*Data records*
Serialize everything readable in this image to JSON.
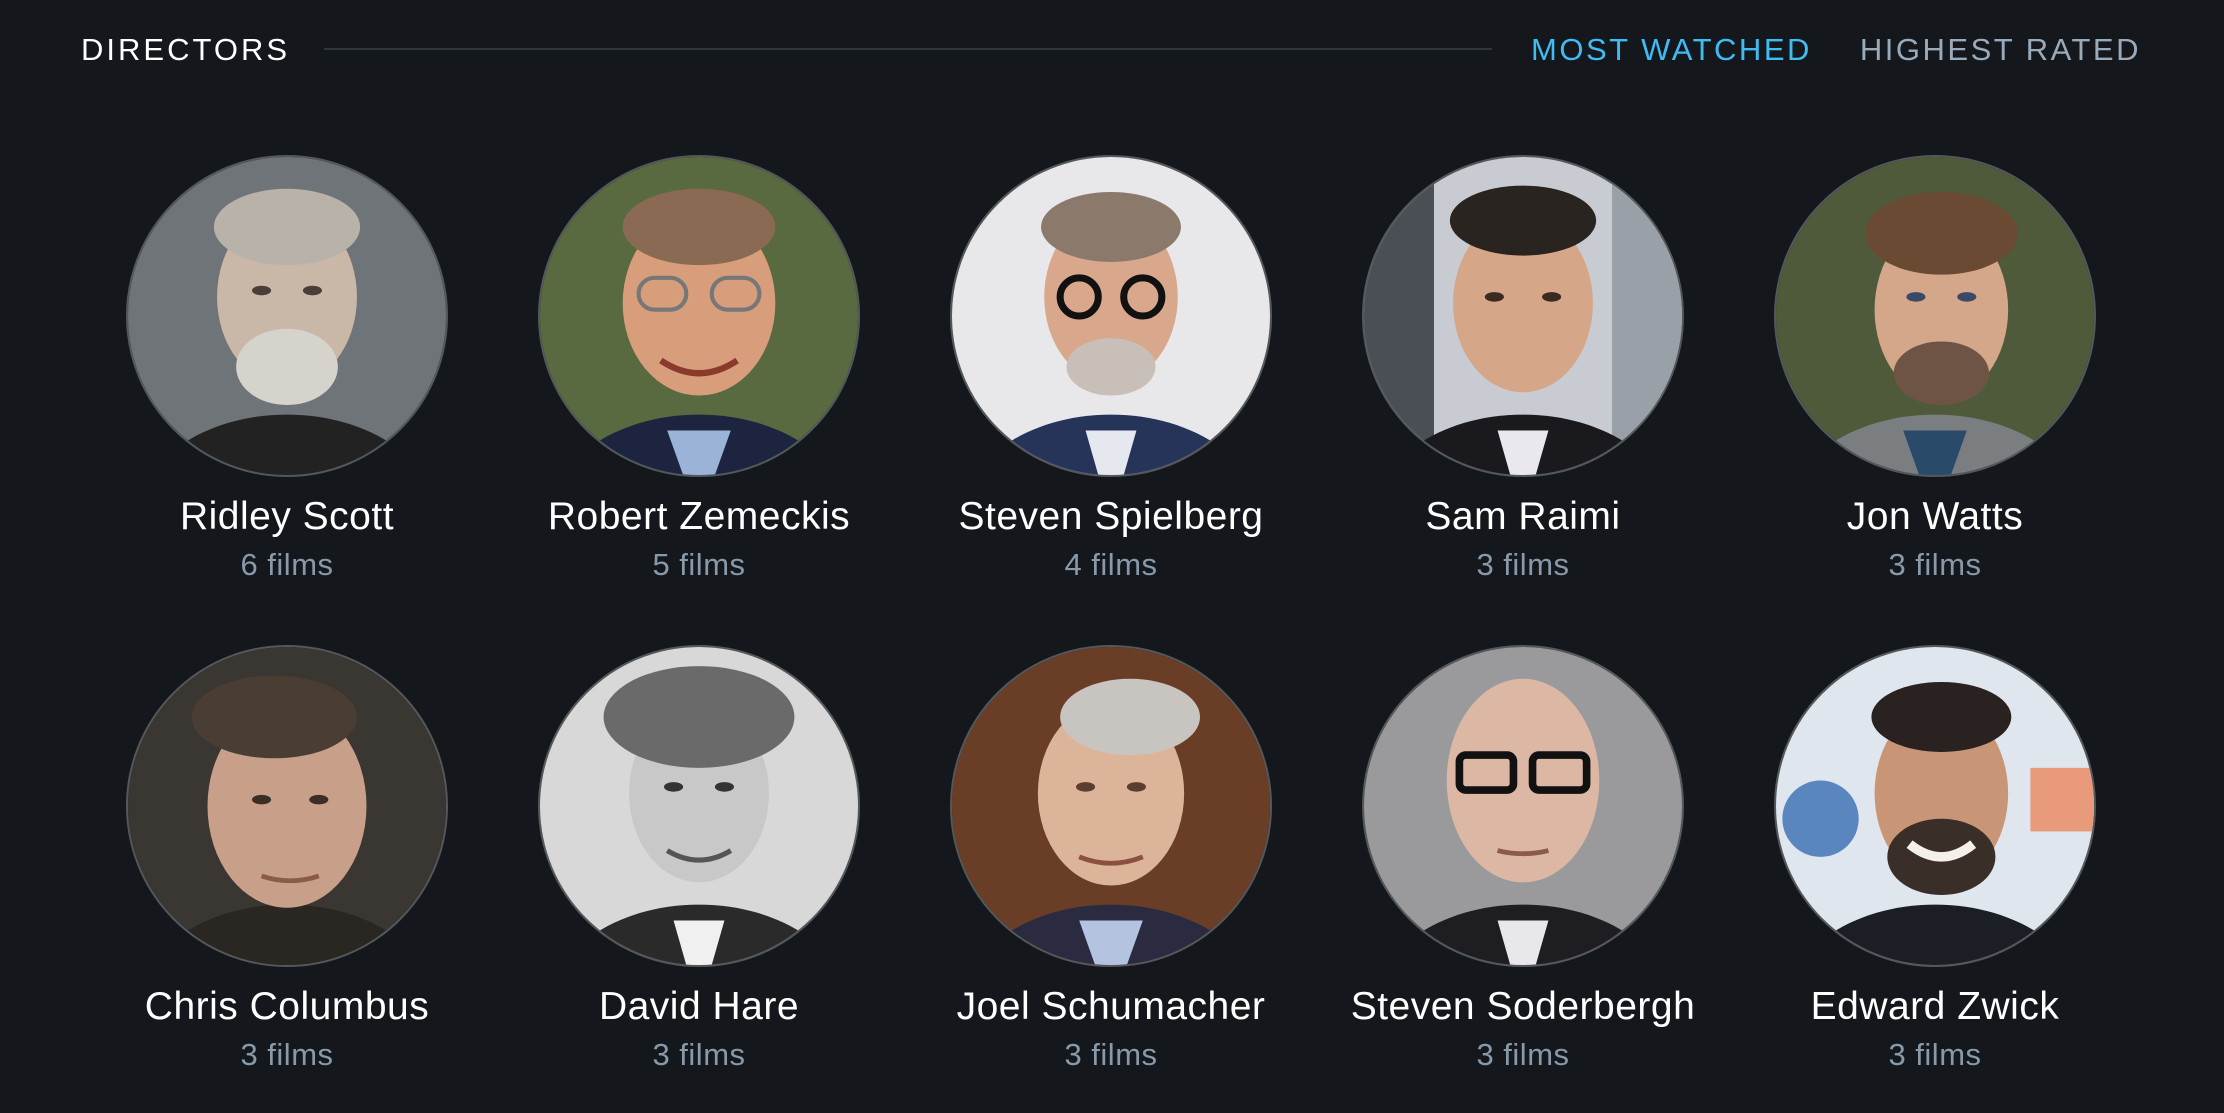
{
  "header": {
    "title": "DIRECTORS",
    "tabs": [
      {
        "label": "MOST WATCHED",
        "active": true
      },
      {
        "label": "HIGHEST RATED",
        "active": false
      }
    ]
  },
  "colors": {
    "background": "#14181c",
    "accent": "#40bcf4",
    "muted": "#8899aa"
  },
  "directors": [
    {
      "name": "Ridley Scott",
      "films": "6 films"
    },
    {
      "name": "Robert Zemeckis",
      "films": "5 films"
    },
    {
      "name": "Steven Spielberg",
      "films": "4 films"
    },
    {
      "name": "Sam Raimi",
      "films": "3 films"
    },
    {
      "name": "Jon Watts",
      "films": "3 films"
    },
    {
      "name": "Chris Columbus",
      "films": "3 films"
    },
    {
      "name": "David Hare",
      "films": "3 films"
    },
    {
      "name": "Joel Schumacher",
      "films": "3 films"
    },
    {
      "name": "Steven Soderbergh",
      "films": "3 films"
    },
    {
      "name": "Edward Zwick",
      "films": "3 films"
    }
  ]
}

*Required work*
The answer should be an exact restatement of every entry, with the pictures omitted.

*Task output*
Serialize everything readable in this image to JSON.
{
  "header": {
    "title": "DIRECTORS",
    "tabs": [
      {
        "label": "MOST WATCHED",
        "active": true
      },
      {
        "label": "HIGHEST RATED",
        "active": false
      }
    ]
  },
  "colors": {
    "background": "#14181c",
    "accent": "#40bcf4",
    "muted": "#8899aa"
  },
  "directors": [
    {
      "name": "Ridley Scott",
      "films": "6 films"
    },
    {
      "name": "Robert Zemeckis",
      "films": "5 films"
    },
    {
      "name": "Steven Spielberg",
      "films": "4 films"
    },
    {
      "name": "Sam Raimi",
      "films": "3 films"
    },
    {
      "name": "Jon Watts",
      "films": "3 films"
    },
    {
      "name": "Chris Columbus",
      "films": "3 films"
    },
    {
      "name": "David Hare",
      "films": "3 films"
    },
    {
      "name": "Joel Schumacher",
      "films": "3 films"
    },
    {
      "name": "Steven Soderbergh",
      "films": "3 films"
    },
    {
      "name": "Edward Zwick",
      "films": "3 films"
    }
  ]
}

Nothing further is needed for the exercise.